I would even venture to describe this as an updated Dying Earth, one for a new century in the wake of the New Weird event.

Read the rest of the review. It’s one of those instances where I’m jumping around the room saying “He gets it, he gets it!”


Interviewed By The Dark Wolf

Another “it’s all about me” post I’m afraid. There is a world out there, and I will blog about it again soon. Anyway… here I am, being interviewed at Dark Wolf’s Fantasy Reviews site. DW reviewed the book earlier in the week, and this is a follow up from that.

A snippet for you:

DW: Speaking of China Miéville, many people compared you with him. How does this comparison makes you feel?
MCN: That’s ridiculous, I have much more hair than China.


Book Two

Well, I’ve reached the end of the draft of the second book in the Red Sun series. It’s now ready to be mailed off to Julie at Pan Macmillan, where no doubt her red pen will hack into it vigorously, and she’ll return it with a note asking me to kindly give up writing.

I’ve not got a definite title for the book yet. I know I’ve said I have before, but it turns out I was lying.

But the focus of this novel is on another city entirely. The book is darker, more full on, weird as hell and with a death count that would make Tarantino proud.

And there may or may not be a giant shape-shifting spider.


Julie twittered me to say that I’m exaggerating, and that she will in fact merely be using a pencil, not a red pen. (She didn’t say anything concerning the note about my writing. I’m guessing that will be written in the blood of the last writer who passed the offices of Pan Macmillan. Beware of the editor.)


Two Reviews of “Nights of Villjamur”

Dark Wolf Fantasy Reviews has a very thorough review of Nights of Villjamur:

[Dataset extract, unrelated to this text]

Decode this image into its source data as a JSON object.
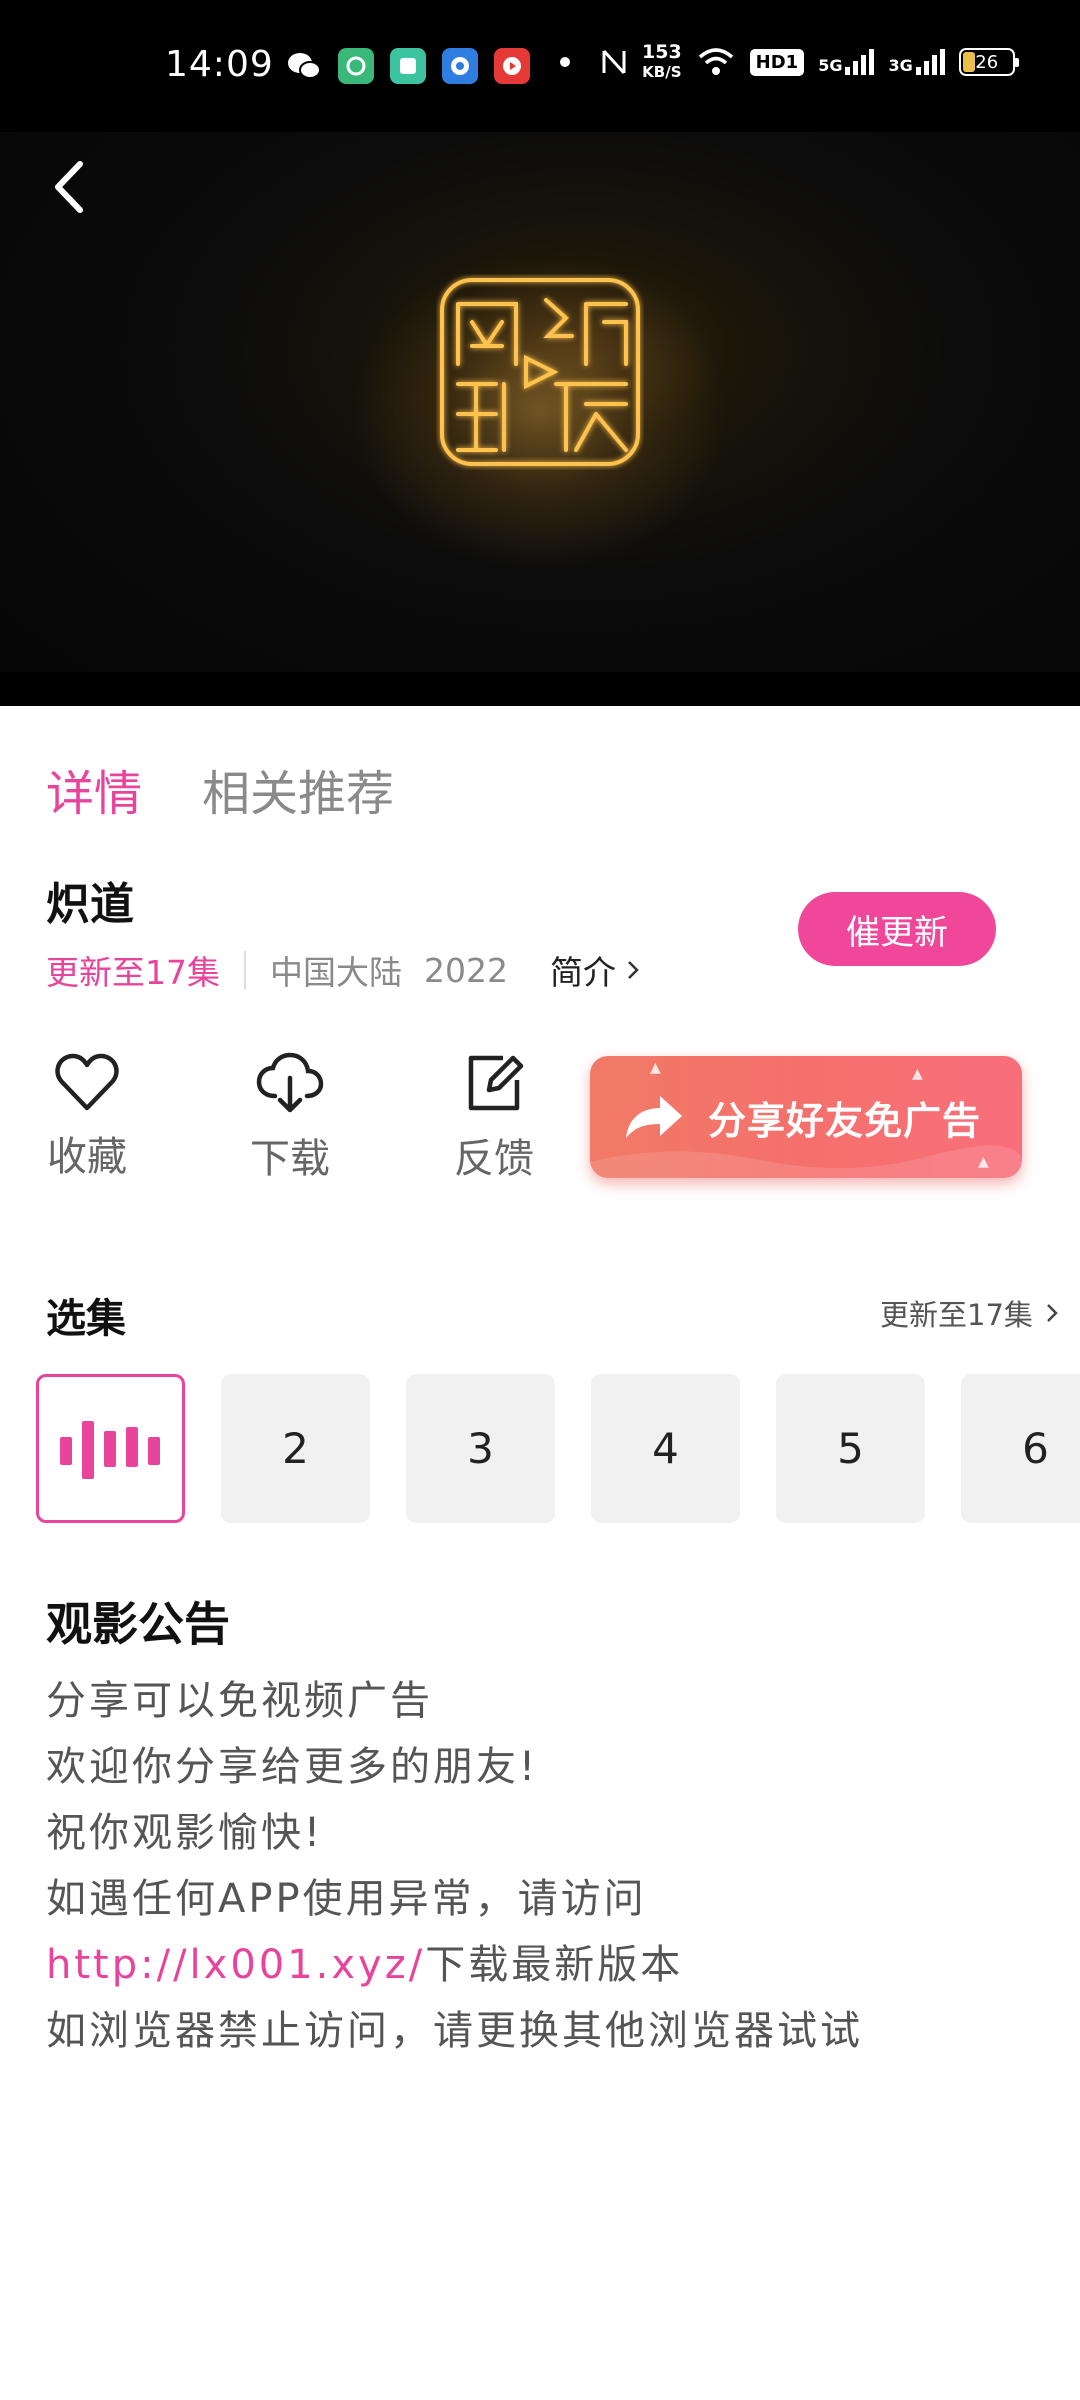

I was caught in the spell of “Nights of Villjamur” but the end of the novel didn’t bring my release and I was left wondering about the outcome of its story. Mark Charan Newton shows in his novel a great potential, for him as a writer and for his fantasy series, “Legends of the Red Sun”, and I believe that he can sit without question in the hall of the new names of epic fantasy writers and bring his contribution to a great new generation of such authors.

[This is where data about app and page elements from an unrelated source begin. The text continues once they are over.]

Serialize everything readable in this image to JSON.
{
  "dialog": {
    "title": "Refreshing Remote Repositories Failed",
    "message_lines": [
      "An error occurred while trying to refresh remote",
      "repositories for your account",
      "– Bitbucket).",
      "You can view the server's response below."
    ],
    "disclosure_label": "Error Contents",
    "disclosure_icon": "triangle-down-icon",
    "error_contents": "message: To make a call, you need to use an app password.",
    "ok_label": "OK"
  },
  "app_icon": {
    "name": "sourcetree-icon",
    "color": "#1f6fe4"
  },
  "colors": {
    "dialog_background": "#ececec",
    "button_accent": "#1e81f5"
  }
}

I do so hate not bringing about his release – I never like to leave people in such a state, I feel like such a floozy.

Meanwhile, Liz at My Favourite Books also reviews Nights of Villjamur.

Nights is an epic fantasy chock full of fresh, off the wall ideas, yet Mark manages to keep the heady cocktail of cultists, flying soldiers, zombies, diabolical politicians, albinos and genocide under tight control, nimbly weaving the various storylines together into a satisfying whole.

Read the rest. Thanks, Liz!


Mark Chadbourn Goes To Villjamur

Author Mark Chadbourn dropped a line to my editor after he finished reading Nights of Villjamur.

I wanted to let you know that this this is a remarkable debut, a lush, fully-realised world defined by a writer with a mesmerising style that evokes some of the greats of fantasy fiction without in any way being derivative. I look forward to following what will undoubtedly be a great career.

Which is wonderful indeed – thanks, Mark!

Supporting transparency, I’ll state here that I have met Mark a few times – but he has integrity, and I trust that he wouldn’t endorse anything he didn’t want his name attached to. That aside, coming from an author I respect greatly, the blurb is an honour.


The Guardian Reviews “Nights of Villjamur”

Nights of Villjamur was reviewed in today’s Guardian, and this is the full review:

Villjamur is under siege from the encroaching ice age. Refugees threaten to overwhelm the city and stability is undermined from within by scheming chancellors. After the suicide of the emperor, Captain Brynd Lathraea is charged with bringing back the emperor’s daughter from self-imposed exile, to be installed as a puppet empress. Meanwhile Randur Estevu, a country lad with vaunting ambitions, comes to Villjamur seeking immortality. The first instalment in The Legends of the Red Sun series is a dark epic which shows its debt to Gormenghast: death stalks the shadows and scheming, idiosyncratic characters have their own agendas. This is fantasy with vast scope and ambition, and while the prose would have benefited from judicious compression and excision, the novel is a complex, eldritch vision with great potential.